Gabriel Scally, a former regional director of public health in the south-west, added: “I didn’t think it was possible they would be abandoning community testing and tracing.
“That’s leaving an open playing field for the virus.”
Prof Whitty was also sceptical that the British public would follow social distancing measures, warning that “it’s very important we don’t start things in advance of need”.
But Susan Michie, who worked with Prof Whitty during the pandemic, described this idea as “illogical”.
She added: “The earlier you act, the lower the scale of the problem and the quicker it will be resolved.
“I hope there is not just a Government inquiry but an independent public inquiry. I think that will be one of the things that will be seen as, among many mistakes the Government has made, one of the bigger ones.”
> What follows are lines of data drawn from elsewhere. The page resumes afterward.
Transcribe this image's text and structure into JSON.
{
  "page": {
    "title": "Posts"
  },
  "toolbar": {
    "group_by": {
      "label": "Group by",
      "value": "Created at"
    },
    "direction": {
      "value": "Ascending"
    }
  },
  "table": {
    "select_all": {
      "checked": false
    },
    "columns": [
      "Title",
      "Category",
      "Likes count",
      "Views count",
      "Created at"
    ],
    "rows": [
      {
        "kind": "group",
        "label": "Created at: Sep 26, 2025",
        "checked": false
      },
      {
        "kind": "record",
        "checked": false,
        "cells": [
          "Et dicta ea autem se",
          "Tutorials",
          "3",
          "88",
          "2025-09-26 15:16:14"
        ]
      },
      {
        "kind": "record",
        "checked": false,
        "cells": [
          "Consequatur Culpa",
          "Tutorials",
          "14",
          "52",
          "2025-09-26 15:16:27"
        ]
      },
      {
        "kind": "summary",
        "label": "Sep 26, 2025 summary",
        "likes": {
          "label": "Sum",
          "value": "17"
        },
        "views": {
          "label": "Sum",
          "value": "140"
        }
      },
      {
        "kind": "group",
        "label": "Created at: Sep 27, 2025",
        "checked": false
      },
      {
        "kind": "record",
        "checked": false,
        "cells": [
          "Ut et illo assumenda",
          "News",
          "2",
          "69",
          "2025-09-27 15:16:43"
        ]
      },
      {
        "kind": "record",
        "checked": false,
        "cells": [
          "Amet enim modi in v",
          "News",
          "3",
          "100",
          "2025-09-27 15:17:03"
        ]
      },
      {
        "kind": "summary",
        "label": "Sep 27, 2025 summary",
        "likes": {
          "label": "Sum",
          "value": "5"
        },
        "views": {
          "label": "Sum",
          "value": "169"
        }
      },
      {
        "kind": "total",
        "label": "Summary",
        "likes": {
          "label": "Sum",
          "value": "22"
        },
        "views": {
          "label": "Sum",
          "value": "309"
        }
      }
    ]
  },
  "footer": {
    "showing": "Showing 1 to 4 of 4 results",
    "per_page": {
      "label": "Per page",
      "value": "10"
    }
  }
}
Failures of State: The Inside Story of Britain’s Battle with Coronavirus, by Jonathan Calvert and George Arbuthnott, was published by Mudlark in March. It is available here.